For Christmas, one of my older brothers gave me Dave Ramsey's book: The Total Money Makeover.
Yes, the book is as cheesy as the title makes it sound. That aside, it does convey a lot of good information, once you get past the infomercial presentation.
So after reading the book, I've been looking over my financial situation. It could be better, but it's definitely not bad. I have very few expenses and I'm approaching the end of paying off all of my debts. Course, life would have been better had I not incurred the debts to begin with. I don't feel too bad, I had a time without any health insurance, low income, and huge medical expenses.
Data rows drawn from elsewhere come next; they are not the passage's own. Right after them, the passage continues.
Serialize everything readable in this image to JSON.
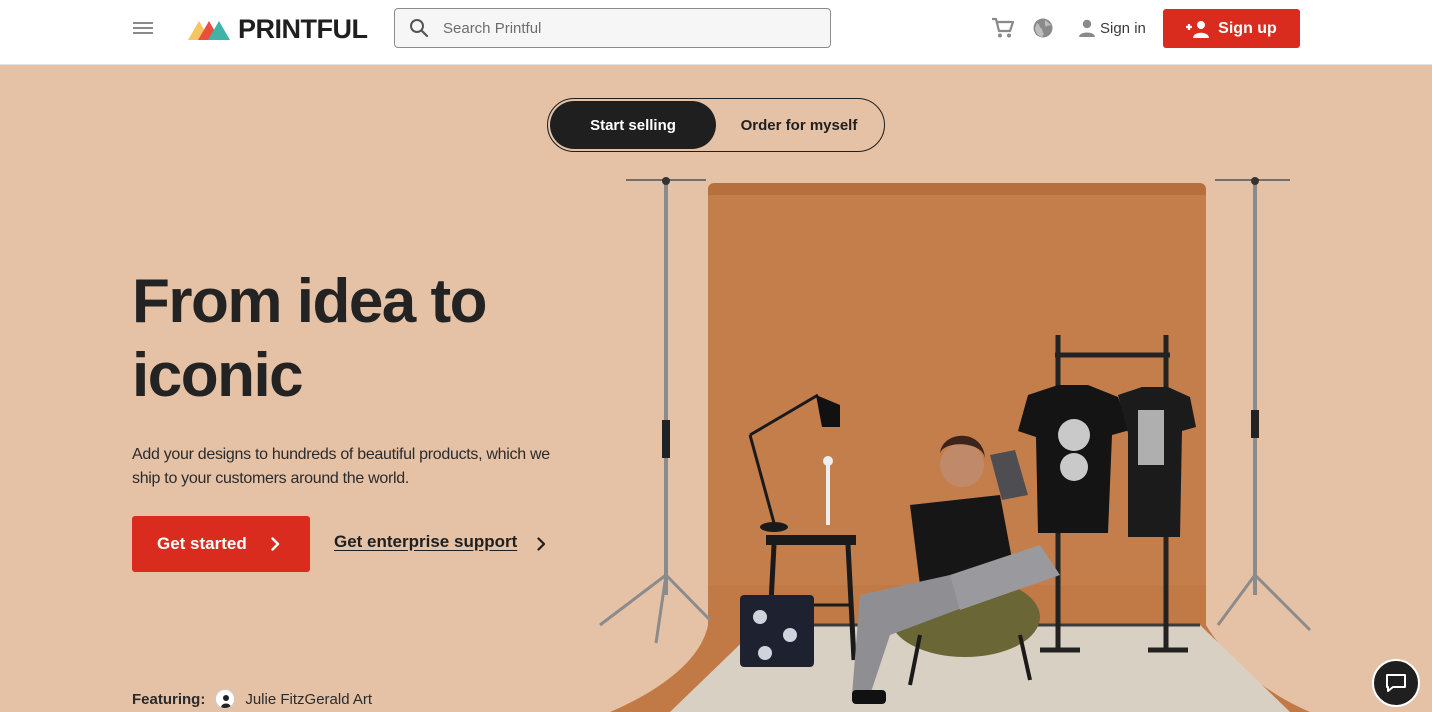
{
  "header": {
    "logo_text": "PRINTFUL",
    "search_placeholder": "Search Printful",
    "signin_label": "Sign in",
    "signup_label": "Sign up"
  },
  "hero": {
    "toggle": [
      "Start selling",
      "Order for myself"
    ],
    "headline_line1": "From idea to",
    "headline_line2": "iconic",
    "subtext": "Add your designs to hundreds of beautiful products, which we ship to your customers around the world.",
    "get_started_label": "Get started",
    "enterprise_label": "Get enterprise support",
    "featuring_label": "Featuring:",
    "featuring_name": "Julie FitzGerald Art"
  },
  "colors": {
    "accent": "#d92c1e",
    "hero_bg": "#e5c2a6",
    "dark": "#1f1f1f"
  },
  "icons": [
    "hamburger-menu-icon",
    "search-icon",
    "cart-icon",
    "globe-icon",
    "user-icon",
    "add-user-icon",
    "chevron-right-icon",
    "chat-icon"
  ]
}
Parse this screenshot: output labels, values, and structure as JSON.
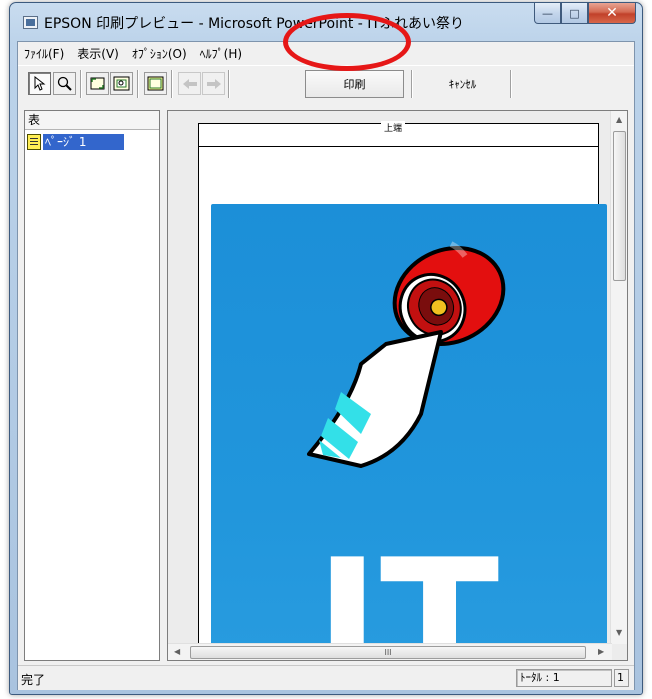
{
  "window": {
    "title": "EPSON 印刷プレビュー - Microsoft PowerPoint - ITふれあい祭り",
    "caption_buttons": {
      "minimize": "—",
      "maximize": "□",
      "close": "✕"
    }
  },
  "menu": [
    "ﾌｧｲﾙ(F)",
    "表示(V)",
    "ｵﾌﾟｼｮﾝ(O)",
    "ﾍﾙﾌﾟ(H)"
  ],
  "toolbar": {
    "print_label": "印刷",
    "cancel_label": "ｷｬﾝｾﾙ"
  },
  "left_pane": {
    "header": "表",
    "page_item": "ﾍﾟｰｼﾞ 1"
  },
  "preview": {
    "header_label": "上端",
    "slide_text": "IT",
    "hscroll_grip": "III"
  },
  "status": {
    "text": "完了",
    "total": "ﾄｰﾀﾙ : 1",
    "page": "1"
  },
  "colors": {
    "slide_background": "#1c8fd8",
    "highlight_circle": "#e61717",
    "selection": "#3366cc"
  }
}
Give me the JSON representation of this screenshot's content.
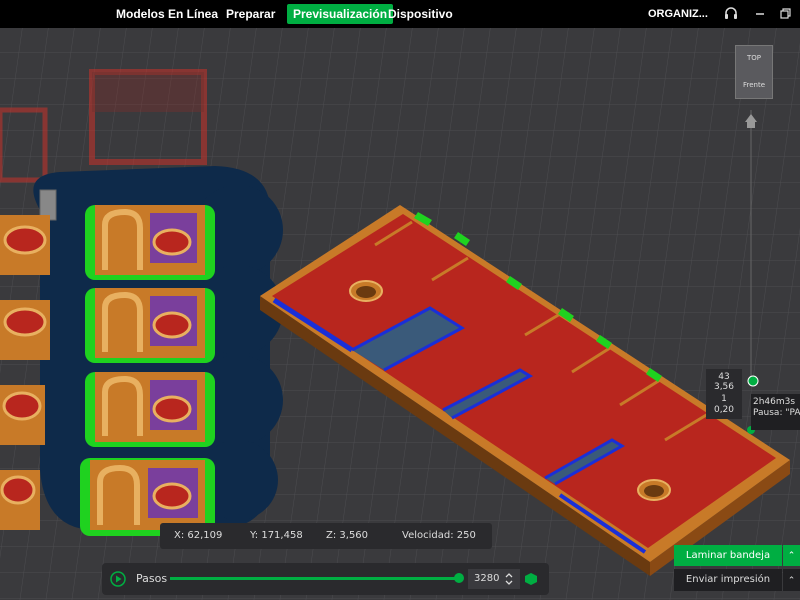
{
  "topbar": {
    "tabs": [
      {
        "label": "Modelos En Línea",
        "active": false
      },
      {
        "label": "Preparar",
        "active": false
      },
      {
        "label": "Previsualización",
        "active": true
      },
      {
        "label": "Dispositivo",
        "active": false
      }
    ],
    "org_label": "ORGANIZ...",
    "icons": [
      "headset-icon",
      "minimize-icon",
      "restore-icon"
    ]
  },
  "viewcube": {
    "top_label": "TOP",
    "front_label": "Frente"
  },
  "coords": {
    "x": "X: 62,109",
    "y": "Y: 171,458",
    "z": "Z: 3,560",
    "speed": "Velocidad: 250"
  },
  "steps": {
    "label": "Pasos",
    "value": "3280",
    "progress": 0.99
  },
  "layer_slider": {
    "top_layer": "43",
    "top_height": "3,56",
    "bottom_layer": "1",
    "bottom_height": "0,20"
  },
  "tooltip": {
    "time": "2h46m3s",
    "pause": "Pausa: \"PAU"
  },
  "buttons": {
    "slice": "Laminar bandeja",
    "print": "Enviar impresión"
  },
  "colors": {
    "accent": "#00ae42",
    "wall": "#b8261e",
    "infill": "#7a3f9c",
    "support": "#1fd21f",
    "bridge": "#1a2fd8",
    "brim": "#0e2a4a"
  }
}
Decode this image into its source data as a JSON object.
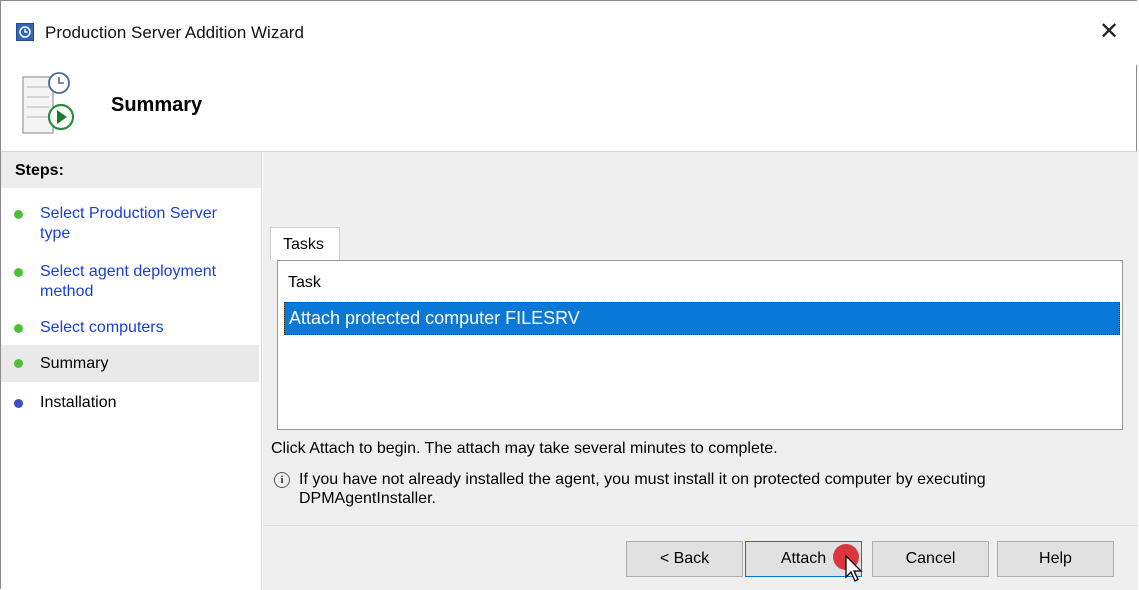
{
  "window": {
    "title": "Production Server Addition Wizard",
    "close_glyph": "✕"
  },
  "header": {
    "title": "Summary",
    "icon": "wizard-summary-icon"
  },
  "steps": {
    "title": "Steps:",
    "items": [
      {
        "label": "Select Production Server type",
        "status": "complete",
        "dot_color": "#4fbf3a"
      },
      {
        "label": "Select agent deployment method",
        "status": "complete",
        "dot_color": "#4fbf3a"
      },
      {
        "label": "Select computers",
        "status": "complete",
        "dot_color": "#4fbf3a"
      },
      {
        "label": "Summary",
        "status": "current",
        "dot_color": "#4fbf3a"
      },
      {
        "label": "Installation",
        "status": "pending",
        "dot_color": "#3e4fc4"
      }
    ]
  },
  "main": {
    "tab_label": "Tasks",
    "column_header": "Task",
    "rows": [
      "Attach protected computer FILESRV"
    ],
    "hint": "Click Attach to begin. The attach may take several minutes to complete.",
    "info_text": "If you have not already installed the agent, you must install it on protected computer by executing DPMAgentInstaller."
  },
  "buttons": {
    "back": "< Back",
    "attach": "Attach",
    "cancel": "Cancel",
    "help": "Help"
  },
  "colors": {
    "selection": "#0a78d7",
    "link": "#1a3fd6",
    "cursor_highlight": "#d9363e"
  }
}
So I know where my debts came from.
I still have huge medical expenses, but I now have health insurance that pays for most of it.
That said, I also am aware that getting to a financially stable point in life can be hard.
Dave Ramsey's methodology is basically: have an emergency fund, get out of debts (or even better don't get into debt), stay away from debt, build a larger emergency fund, build a retirement fund, save for big expenses, keep gaining money and almost always live on a shoestring budget no matter what your income is so that you have money for the hard times.
That's just a quick summary, but I think it encompasses the general idea.
Now this past week they pulled me from actually talking to people to have me just process application. (It doesn't make sense to people, but the more workers talk to clients, the longer it takes to get assistance out.) While processing, I was noticing how many people are applying mostly because they made some really bad financial decision. Most of the decision are because they have some poor behavior when it comes to money. Things like declaring bankruptcy for the third time, running S-Corps where they pay themselves a salary that is twice what the company brings in, have rent or mortgages that are 75%-300% of their income, and the more common habit of buying things they think they need but don't really need.
It really comes down to what other social workers have been telling me for years, wealth is behavior more than anything else. The haves are haves because of the habits they have developed that let them make and retain wealth. The have nots are where they are at because of habits that don't make money or retain wealth. Knowledge and education has a little to do with it also, but a person habits and mentality towards money matters far more than education. (Trusts me, there are plenty of very poor people out their with PhDs despite what academia sells.)
Obviously, people can change behavior. Plenty of people go from the mentality of poverty to the mentality of the wealthy. The mental shift is part of the rags-to-riches story that gets glossed over by most storytellers. People who become destitute and manage to get out of it, often have gone through some behavioral changes.
Course, there are feast and famine families that I see a lot of. These people don't change their behavior, so when they have money, it gets spent nearly as soon as it comes in. Hence people that are on welfare even though they have a multi-million dollar home and drive a BMW.
But stlll, if Cinderella remained a princess for the rest of her life after marrying the prince, it was because she kept all the lessons from being a servant with her.